↓↓↓

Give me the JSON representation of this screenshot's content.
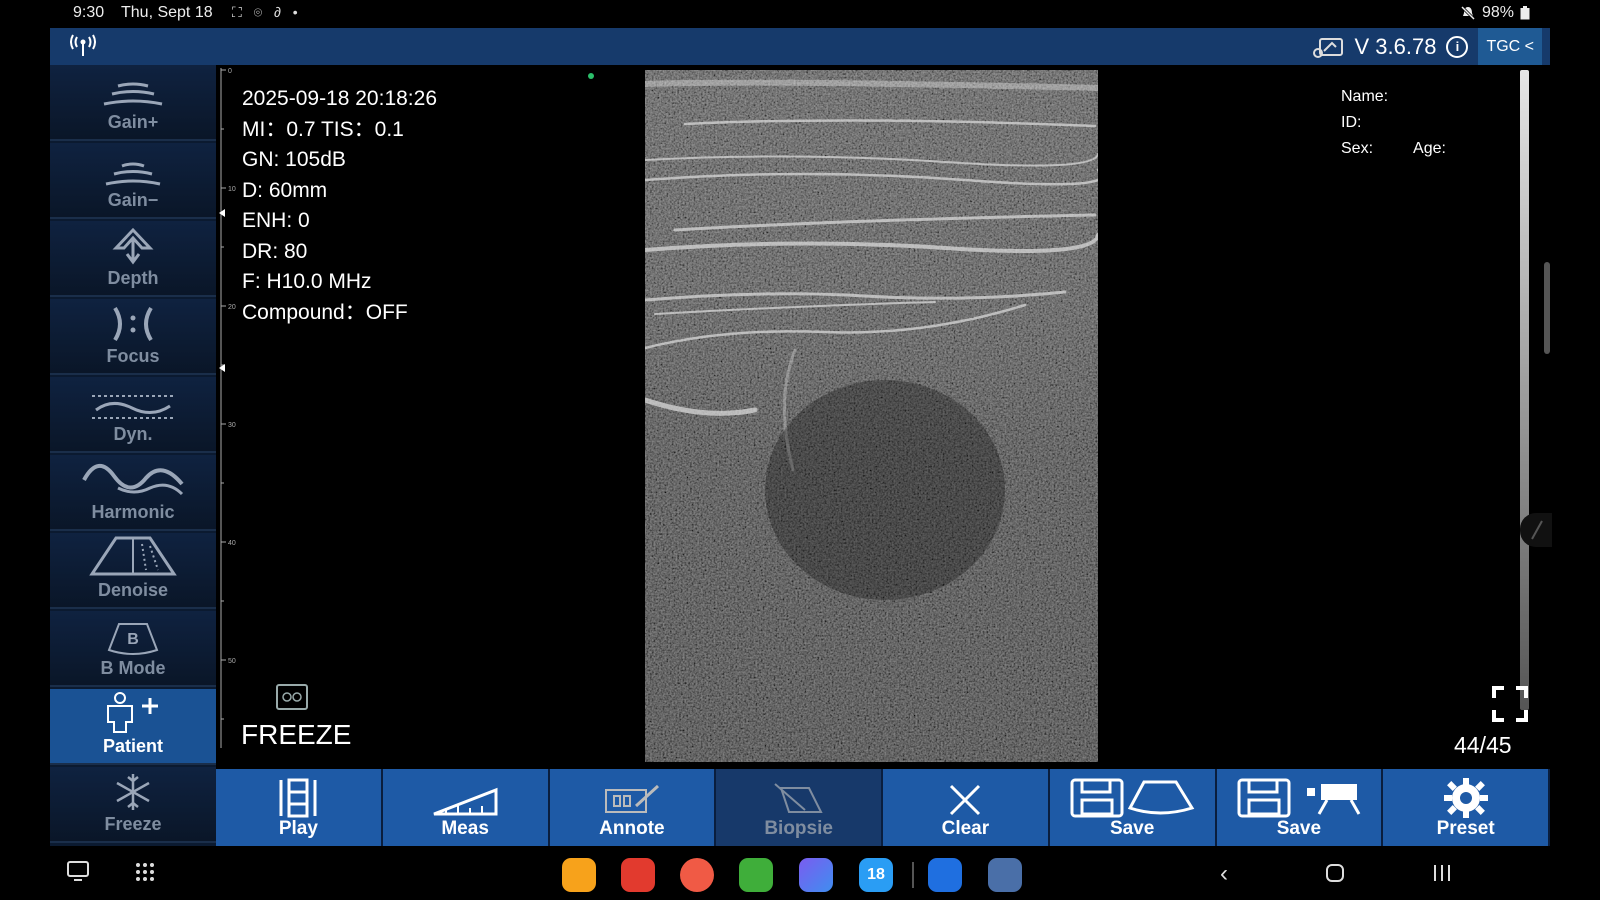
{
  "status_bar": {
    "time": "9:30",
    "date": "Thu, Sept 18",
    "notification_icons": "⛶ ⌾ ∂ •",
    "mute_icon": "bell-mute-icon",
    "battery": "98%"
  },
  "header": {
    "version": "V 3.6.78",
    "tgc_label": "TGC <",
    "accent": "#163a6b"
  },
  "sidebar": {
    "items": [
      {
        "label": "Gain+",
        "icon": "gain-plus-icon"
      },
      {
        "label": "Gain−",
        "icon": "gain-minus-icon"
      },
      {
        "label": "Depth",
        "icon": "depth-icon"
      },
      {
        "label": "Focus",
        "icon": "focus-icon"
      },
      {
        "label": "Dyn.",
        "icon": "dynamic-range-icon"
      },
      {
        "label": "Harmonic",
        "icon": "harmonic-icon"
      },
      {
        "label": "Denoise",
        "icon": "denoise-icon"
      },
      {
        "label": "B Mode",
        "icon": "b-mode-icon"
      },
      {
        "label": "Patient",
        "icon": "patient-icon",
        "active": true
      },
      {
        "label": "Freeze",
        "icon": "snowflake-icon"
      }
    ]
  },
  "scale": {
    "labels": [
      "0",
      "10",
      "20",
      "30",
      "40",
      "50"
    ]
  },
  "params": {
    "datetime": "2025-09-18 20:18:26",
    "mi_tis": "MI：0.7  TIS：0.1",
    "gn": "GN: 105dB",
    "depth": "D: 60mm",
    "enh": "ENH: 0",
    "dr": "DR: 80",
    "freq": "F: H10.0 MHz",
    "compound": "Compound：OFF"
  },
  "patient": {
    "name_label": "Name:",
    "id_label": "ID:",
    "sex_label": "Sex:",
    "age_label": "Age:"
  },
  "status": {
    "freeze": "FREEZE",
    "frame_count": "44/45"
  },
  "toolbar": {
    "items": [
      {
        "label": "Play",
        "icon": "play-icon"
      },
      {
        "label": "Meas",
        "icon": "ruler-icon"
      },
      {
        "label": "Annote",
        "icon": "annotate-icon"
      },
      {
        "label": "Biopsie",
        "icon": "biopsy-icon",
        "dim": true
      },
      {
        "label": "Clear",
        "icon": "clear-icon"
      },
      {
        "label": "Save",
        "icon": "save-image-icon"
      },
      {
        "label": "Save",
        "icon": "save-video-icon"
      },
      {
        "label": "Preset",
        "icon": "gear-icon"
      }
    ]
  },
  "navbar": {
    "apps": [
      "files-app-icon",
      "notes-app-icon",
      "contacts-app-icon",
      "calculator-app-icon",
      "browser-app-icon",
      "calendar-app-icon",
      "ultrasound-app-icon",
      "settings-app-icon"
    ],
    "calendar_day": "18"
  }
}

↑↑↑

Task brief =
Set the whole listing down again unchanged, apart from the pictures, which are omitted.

Task answer =
Give me the JSON representation of this screenshot's content.
{
  "status_bar": {
    "time": "9:30",
    "date": "Thu, Sept 18",
    "notification_icons": "⛶ ⌾ ∂ •",
    "mute_icon": "bell-mute-icon",
    "battery": "98%"
  },
  "header": {
    "version": "V 3.6.78",
    "tgc_label": "TGC <",
    "accent": "#163a6b"
  },
  "sidebar": {
    "items": [
      {
        "label": "Gain+",
        "icon": "gain-plus-icon"
      },
      {
        "label": "Gain−",
        "icon": "gain-minus-icon"
      },
      {
        "label": "Depth",
        "icon": "depth-icon"
      },
      {
        "label": "Focus",
        "icon": "focus-icon"
      },
      {
        "label": "Dyn.",
        "icon": "dynamic-range-icon"
      },
      {
        "label": "Harmonic",
        "icon": "harmonic-icon"
      },
      {
        "label": "Denoise",
        "icon": "denoise-icon"
      },
      {
        "label": "B Mode",
        "icon": "b-mode-icon"
      },
      {
        "label": "Patient",
        "icon": "patient-icon",
        "active": true
      },
      {
        "label": "Freeze",
        "icon": "snowflake-icon"
      }
    ]
  },
  "scale": {
    "labels": [
      "0",
      "10",
      "20",
      "30",
      "40",
      "50"
    ]
  },
  "params": {
    "datetime": "2025-09-18 20:18:26",
    "mi_tis": "MI：0.7  TIS：0.1",
    "gn": "GN: 105dB",
    "depth": "D: 60mm",
    "enh": "ENH: 0",
    "dr": "DR: 80",
    "freq": "F: H10.0 MHz",
    "compound": "Compound：OFF"
  },
  "patient": {
    "name_label": "Name:",
    "id_label": "ID:",
    "sex_label": "Sex:",
    "age_label": "Age:"
  },
  "status": {
    "freeze": "FREEZE",
    "frame_count": "44/45"
  },
  "toolbar": {
    "items": [
      {
        "label": "Play",
        "icon": "play-icon"
      },
      {
        "label": "Meas",
        "icon": "ruler-icon"
      },
      {
        "label": "Annote",
        "icon": "annotate-icon"
      },
      {
        "label": "Biopsie",
        "icon": "biopsy-icon",
        "dim": true
      },
      {
        "label": "Clear",
        "icon": "clear-icon"
      },
      {
        "label": "Save",
        "icon": "save-image-icon"
      },
      {
        "label": "Save",
        "icon": "save-video-icon"
      },
      {
        "label": "Preset",
        "icon": "gear-icon"
      }
    ]
  },
  "navbar": {
    "apps": [
      "files-app-icon",
      "notes-app-icon",
      "contacts-app-icon",
      "calculator-app-icon",
      "browser-app-icon",
      "calendar-app-icon",
      "ultrasound-app-icon",
      "settings-app-icon"
    ],
    "calendar_day": "18"
  }
}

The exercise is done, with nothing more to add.